What is the common factor in these five cases?
The common factor in these five cases is evident: obesity-related complications in otherwise routine clinical settings.
Our population is growing—not only in numbers, but also in size. The World Health Organization (WHO) defines overweight and obesity as abnormal or excessive fat accumulation that may impair health. Body mass index (BMI) is a simple index of weight-for-height that is commonly used to classify overweight and obesity in adults. It is defined as a person’s weight in kilograms divided by the square of his or her height in meters (kg/m2).
Obesity is not restricted to adults; children are at risk as well. According to the National Institutes of Health, in the past 30 years, obesity has tripled among school-aged children and teens.
The Doctors Company continues to see an alarming increase in lawsuits that involve obese patients. The following loss analysis focuses on obesity-related claims from 2007 through 2012. The total number of patients in this study was 415. The analysis showed a 64 percent increase in claims during a six-year period, compared to a previous study that encompassed 10 years. Twenty-five percent of the patients died. The patients ranged in age from 10 to 89; a breakdown of the claims by age and specialty follows.
In this recent review, it is interesting that an increased number of claims involved orthopedics and plastic surgery.
The chart below outlines the top 10 injuries in claims involving obesity as a comorbidity. Because more than one comorbidity can affect each patient, the numbers and percentages that appear in the chart are greater than the total number of claims.
The patient safety risk managers of The Doctors Company survey hundreds of office practices each year. We can recognize the practices that meet the needs of obese patients: They have appropriately sized furniture in the waiting areas and exam rooms. They also have equipment, such as blood pressure cuffs, needles, and wheelchairs, designed for obese patients. Weight assessment tools are handy, and these practices provide weight education to patients. They understand the importance of talking about weight with their patients—and that the conversation should take place early for better prevention and treatment.
Many factors can arise that inhibit a practitioner from speaking frankly about weight with a patient. As obesity rates continue to increase, it is worthwhile for practitioners to recognize that they might have their own barriers to such communications. The American Medical Association has resources available to help you talk about weight with your patients.
Caring for an overweight or obese patient in the office proactively may reverse a weight gain trend that could ultimately lead to surgical intervention. While bariatric surgery is a viable option, most patients would prefer weight reduction instead of surgery.
Sensitive treatment of obese patients involves attending to their needs for comfort, safety, and respect. Obesity can be viewed as one of the many chronic health conditions afflicting patients. The person, not the obesity, should be the focus of treatment. As with any patient with a chronic health condition, a relationship with respectful caring forms the bedrock of medical care.
By Paul Nagle, ARM, CPHRM, Director, Physician Patient Safety, The Doctors Company.

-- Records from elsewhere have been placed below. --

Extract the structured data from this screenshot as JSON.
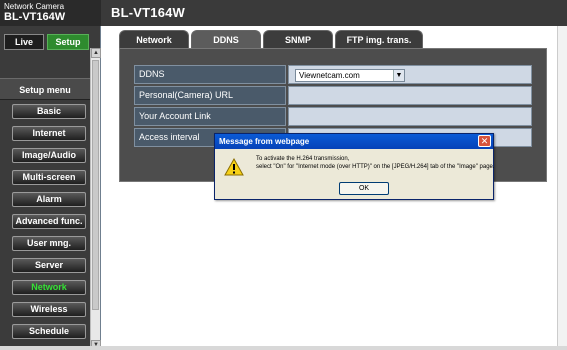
{
  "header": {
    "camera_label": "Network Camera",
    "camera_model": "BL-VT164W",
    "model_title": "BL-VT164W"
  },
  "sidebar": {
    "live_label": "Live",
    "setup_label": "Setup",
    "setup_menu_title": "Setup menu",
    "items": [
      {
        "label": "Basic"
      },
      {
        "label": "Internet"
      },
      {
        "label": "Image/Audio"
      },
      {
        "label": "Multi-screen"
      },
      {
        "label": "Alarm"
      },
      {
        "label": "Advanced func."
      },
      {
        "label": "User mng."
      },
      {
        "label": "Server"
      },
      {
        "label": "Network"
      },
      {
        "label": "Wireless"
      },
      {
        "label": "Schedule"
      }
    ],
    "active_item": "Network"
  },
  "tabs": [
    {
      "label": "Network"
    },
    {
      "label": "DDNS"
    },
    {
      "label": "SNMP"
    },
    {
      "label": "FTP img. trans."
    }
  ],
  "active_tab": "DDNS",
  "ddns_form": {
    "ddns_label": "DDNS",
    "ddns_value": "Viewnetcam.com",
    "personal_url_label": "Personal(Camera) URL",
    "account_link_label": "Your Account Link",
    "access_interval_label": "Access interval"
  },
  "dialog": {
    "title": "Message from webpage",
    "message_line1": "To activate the H.264 transmission,",
    "message_line2": "select \"On\" for \"Internet mode (over HTTP)\" on the [JPEG/H.264] tab of the \"Image\" page.",
    "ok_label": "OK",
    "close_symbol": "✕",
    "icon": "warning-icon"
  },
  "colors": {
    "setup_green": "#2e8b2e",
    "active_menu_text": "#35e035",
    "dialog_titlebar": "#0a5bd6",
    "panel_bg": "#4d4d4d"
  }
}
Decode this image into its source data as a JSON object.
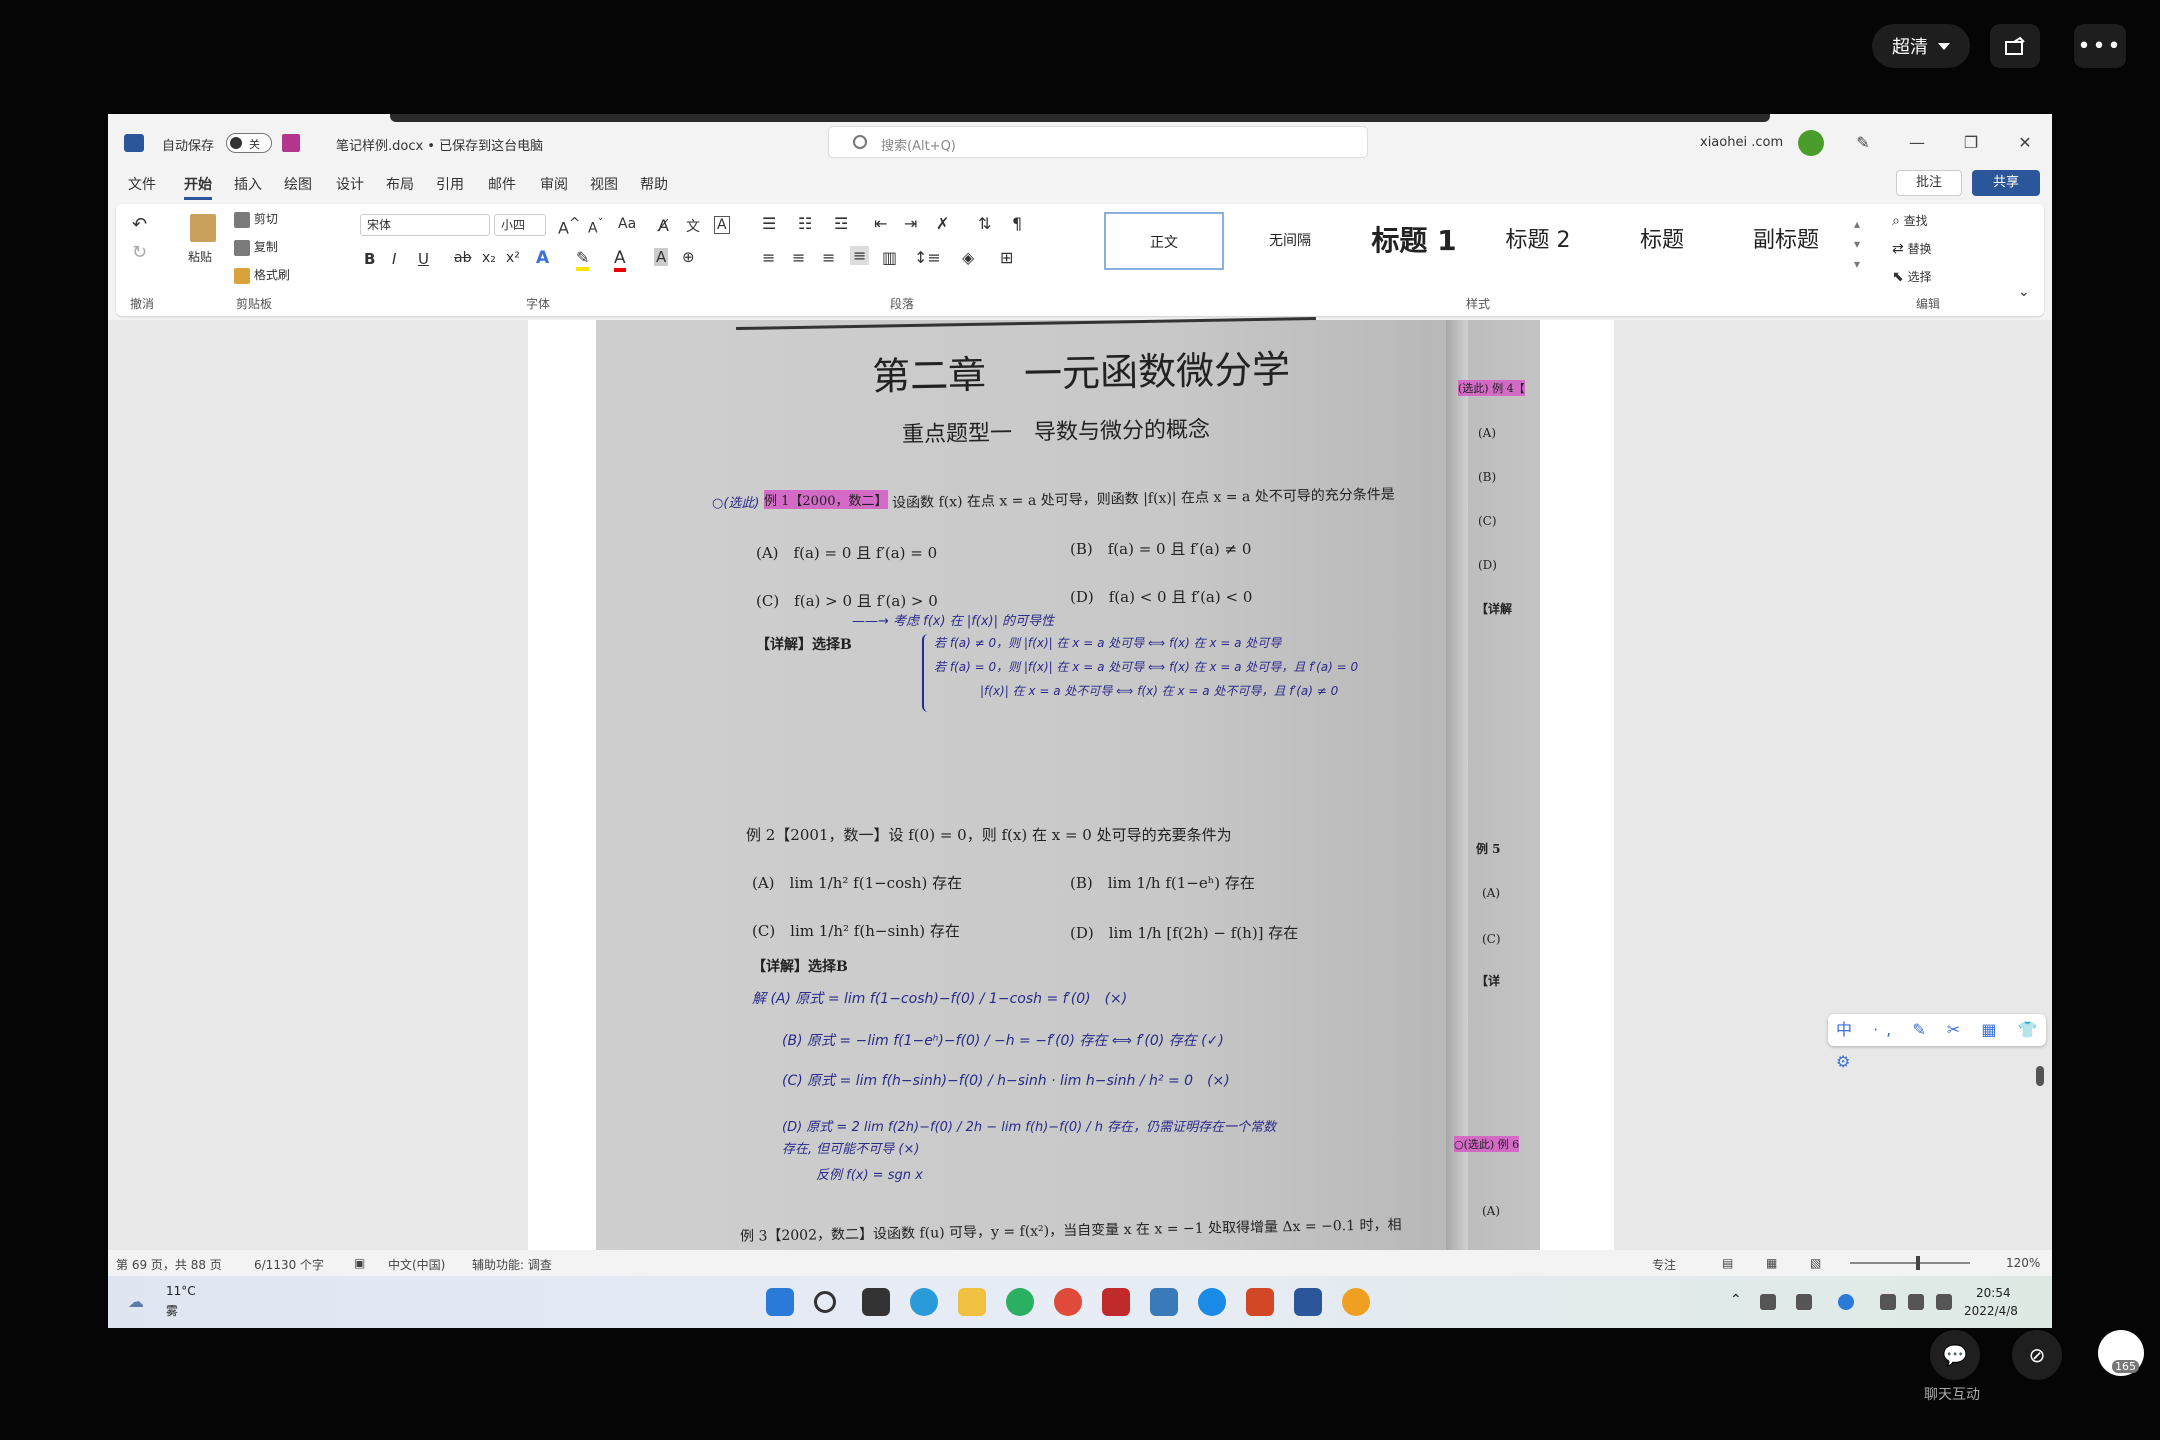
{
  "player": {
    "quality": "超清",
    "more": "•••"
  },
  "titlebar": {
    "autosave": "自动保存",
    "autosave_state": "关",
    "doc_title": "笔记样例.docx • 已保存到这台电脑",
    "search_placeholder": "搜索(Alt+Q)",
    "account": "xiaohei .com",
    "minimize": "—",
    "restore": "❐",
    "close": "✕"
  },
  "menu": {
    "tabs": [
      "文件",
      "开始",
      "插入",
      "绘图",
      "设计",
      "布局",
      "引用",
      "邮件",
      "审阅",
      "视图",
      "帮助"
    ],
    "active": "开始",
    "comment": "批注",
    "share": "共享"
  },
  "ribbon": {
    "undo_label": "撤消",
    "clipboard": {
      "paste": "粘贴",
      "cut": "剪切",
      "copy": "复制",
      "format_painter": "格式刷",
      "label": "剪贴板"
    },
    "font": {
      "name": "宋体",
      "size": "小四",
      "label": "字体",
      "bold": "B",
      "italic": "I",
      "underline": "U"
    },
    "paragraph": {
      "label": "段落"
    },
    "styles": {
      "items": [
        "正文",
        "无间隔",
        "标题 1",
        "标题 2",
        "标题",
        "副标题"
      ],
      "label": "样式"
    },
    "editing": {
      "find": "查找",
      "replace": "替换",
      "select": "选择",
      "label": "编辑"
    }
  },
  "document": {
    "chapter_title": "第二章　一元函数微分学",
    "section_title": "重点题型一　导数与微分的概念",
    "ex1": {
      "tag": "例 1【2000，数二】",
      "prefix": "○(选此)",
      "question": "设函数 f(x) 在点 x = a 处可导，则函数 |f(x)| 在点 x = a 处不可导的充分条件是",
      "opt_a": "(A)　f(a) = 0 且 f′(a) = 0",
      "opt_b": "(B)　f(a) = 0 且 f′(a) ≠ 0",
      "opt_c": "(C)　f(a) > 0 且 f′(a) > 0",
      "opt_d": "(D)　f(a) < 0 且 f′(a) < 0",
      "answer": "【详解】选择B",
      "note1": "——→ 考虑 f(x) 在 |f(x)| 的可导性",
      "note2": "若 f(a) ≠ 0，则 |f(x)| 在 x = a 处可导 ⟺ f(x) 在 x = a 处可导",
      "note3": "若 f(a) = 0，则 |f(x)| 在 x = a 处可导 ⟺ f(x) 在 x = a 处可导，且 f′(a) = 0",
      "note4": "|f(x)| 在 x = a 处不可导 ⟺ f(x) 在 x = a 处不可导，且 f′(a) ≠ 0"
    },
    "ex2": {
      "question": "例 2【2001，数一】设 f(0) = 0，则 f(x) 在 x = 0 处可导的充要条件为",
      "opt_a": "(A)　lim 1/h² f(1−cosh) 存在",
      "opt_b": "(B)　lim 1/h f(1−eʰ) 存在",
      "opt_c": "(C)　lim 1/h² f(h−sinh) 存在",
      "opt_d": "(D)　lim 1/h [f(2h) − f(h)] 存在",
      "answer": "【详解】选择B",
      "w1": "解 (A) 原式 = lim f(1−cosh)−f(0) / 1−cosh = f′(0)　(×)",
      "w2": "(B) 原式 = −lim f(1−eʰ)−f(0) / −h = −f′(0) 存在 ⟺ f′(0) 存在 (✓)",
      "w3": "(C) 原式 = lim f(h−sinh)−f(0) / h−sinh · lim h−sinh / h² = 0　(×)",
      "w4": "(D) 原式 = 2 lim f(2h)−f(0) / 2h − lim f(h)−f(0) / h 存在，仍需证明存在一个常数",
      "w5": "反例 f(x) = sgn x",
      "w6": "存在, 但可能不可导 (×)"
    },
    "ex3": {
      "question": "例 3【2002，数二】设函数 f(u) 可导，y = f(x²)，当自变量 x 在 x = −1 处取得增量 Δx = −0.1 时，相"
    },
    "right_margin": [
      "(选此) 例 4【",
      "(A)",
      "(B)",
      "(C)",
      "(D)",
      "【详解",
      "例 5",
      "(A)",
      "(C)",
      "【详",
      "○(选此) 例 6",
      "(A)"
    ]
  },
  "ime": {
    "label": "中 ·,  ✎  ✂  ▦  👕  ⚙"
  },
  "status": {
    "page": "第 69 页，共 88 页",
    "words": "6/1130 个字",
    "language": "中文(中国)",
    "accessibility": "辅助功能: 调查",
    "focus": "专注",
    "zoom": "120%"
  },
  "taskbar": {
    "weather_temp": "11°C",
    "weather_desc": "雾",
    "time": "20:54",
    "date": "2022/4/8",
    "apps": [
      "start-icon",
      "search-icon",
      "taskview-icon",
      "edge-icon",
      "explorer-icon",
      "wechat-icon",
      "chrome-icon",
      "media-icon",
      "photos-icon",
      "app-icon",
      "powerpoint-icon",
      "word-icon",
      "app2-icon"
    ]
  },
  "side": {
    "chat_label": "聊天互动",
    "badge_count": "165"
  }
}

The guidelines suggested here are not rules, do not constitute legal advice, and do not ensure a successful outcome. The ultimate decision regarding the appropriateness of any treatment must be made by each healthcare provider in light of all circumstances prevailing in the individual situation and in accordance with the laws of the jurisdiction in which the care is rendered.